Improvements in operational flight management will deliver a reduction in Defence fuel usage. Qantas is striving for a 1.5% operational improvement dividend each year, achieved partly through the retirement of older aircraft and the acquisition of next-generation, lower emitting aircraft (Qantas, 2022b). In addition to fleet modernisation, operational improvements in flight can deliver significant fuel reductions. Traditional civil and military flight planning is conducted pre-flight, with manual adjustments during flight. Recent advancements in data analytics related to flight planning have enabled real-time flight planning updates to be delivered to an aircraft in flight, optimising fuel efficiency. Qantas’s trial of new real-time inflight planning software is expected to deliver an estimated 0.6% annual fuel reduction across its fleet (Thomas, 2018). This software can potentially deliver similar fuel reductions in Defence where operationally feasible.

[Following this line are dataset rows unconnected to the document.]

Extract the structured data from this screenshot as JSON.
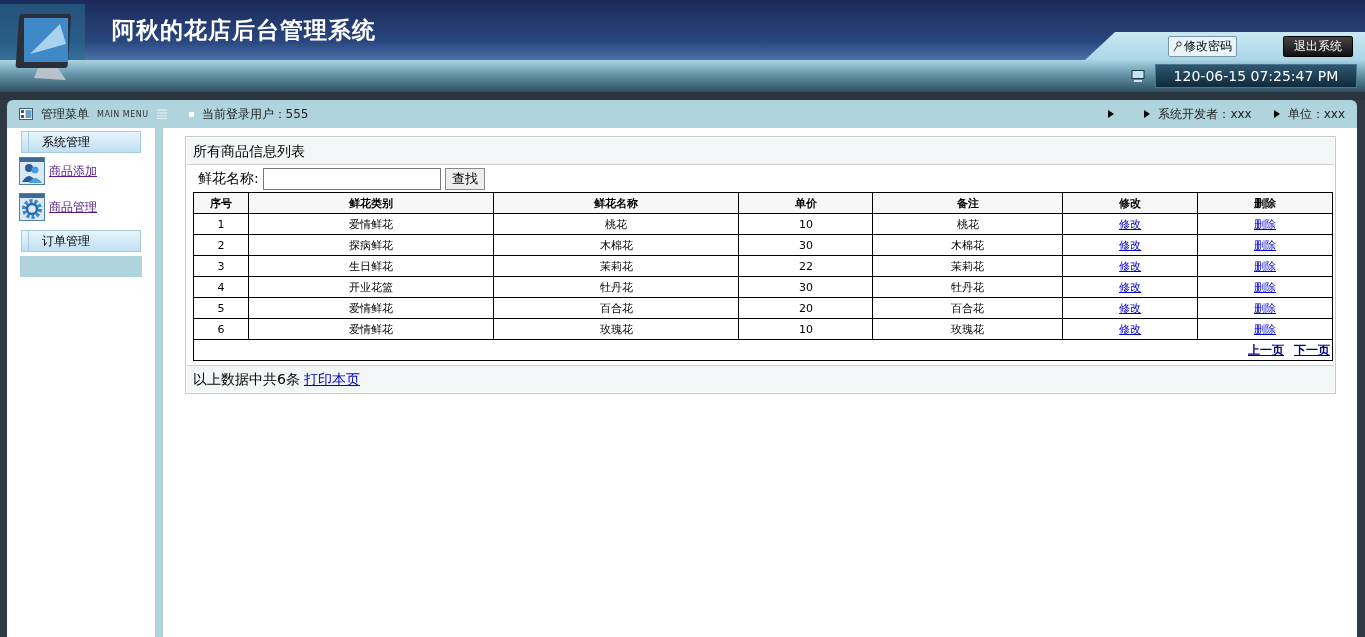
{
  "header": {
    "title": "阿秋的花店后台管理系统",
    "buttons": [
      {
        "label": "修改密码",
        "kind": "light"
      },
      {
        "label": "退出系统",
        "kind": "dark"
      }
    ],
    "datetime": "120-06-15 07:25:47 PM"
  },
  "topbar": {
    "menu_title": "管理菜单",
    "menu_subtitle": "MAIN MENU",
    "user": "当前登录用户：555",
    "developer": "系统开发者：xxx",
    "unit": "单位：xxx"
  },
  "sidebar": {
    "groups": [
      {
        "title": "系统管理",
        "items": [
          {
            "label": "商品添加"
          },
          {
            "label": "商品管理"
          }
        ]
      },
      {
        "title": "订单管理"
      }
    ]
  },
  "content": {
    "title": "所有商品信息列表",
    "search": {
      "label": "鲜花名称:",
      "button": "查找"
    },
    "table": {
      "columns": [
        "序号",
        "鲜花类别",
        "鲜花名称",
        "单价",
        "备注",
        "修改",
        "删除"
      ],
      "rows": [
        {
          "cells": [
            "1",
            "爱情鲜花",
            "桃花",
            "10",
            "桃花"
          ],
          "edit": "修改",
          "delete": "删除"
        },
        {
          "cells": [
            "2",
            "探病鲜花",
            "木棉花",
            "30",
            "木棉花"
          ],
          "edit": "修改",
          "delete": "删除"
        },
        {
          "cells": [
            "3",
            "生日鲜花",
            "茉莉花",
            "22",
            "茉莉花"
          ],
          "edit": "修改",
          "delete": "删除"
        },
        {
          "cells": [
            "4",
            "开业花篮",
            "牡丹花",
            "30",
            "牡丹花"
          ],
          "edit": "修改",
          "delete": "删除"
        },
        {
          "cells": [
            "5",
            "爱情鲜花",
            "百合花",
            "20",
            "百合花"
          ],
          "edit": "修改",
          "delete": "删除"
        },
        {
          "cells": [
            "6",
            "爱情鲜花",
            "玫瑰花",
            "10",
            "玫瑰花"
          ],
          "edit": "修改",
          "delete": "删除"
        }
      ],
      "pager": [
        "上一页",
        "下一页"
      ]
    },
    "footer": {
      "text": "以上数据中共6条",
      "link": "打印本页"
    }
  }
}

Adopting climate-friendly strategies to reduce the ADF’s dependency on fossil fuels will increase the ADF’s capability while also achieving the Australian Government’s net-zero emissions strategy. By reducing reliance on fossil fuels sourced primarily from overseas, the ADF will increase its operational independence and resilience, translating to an increase in military capability. Defence is well positioned to reduce its dependency on fossil fuels. In addition to SAF, research and development of advanced aerospace technologies and operational improvements will reduce dependence on fossil fuels and achieve net zero. To achieve this vision, impediments related to cost that inhibit the rapid uptake of SAF in the Australian aviation sector must be overcome to allow widespread market adoption within the Australian aviation market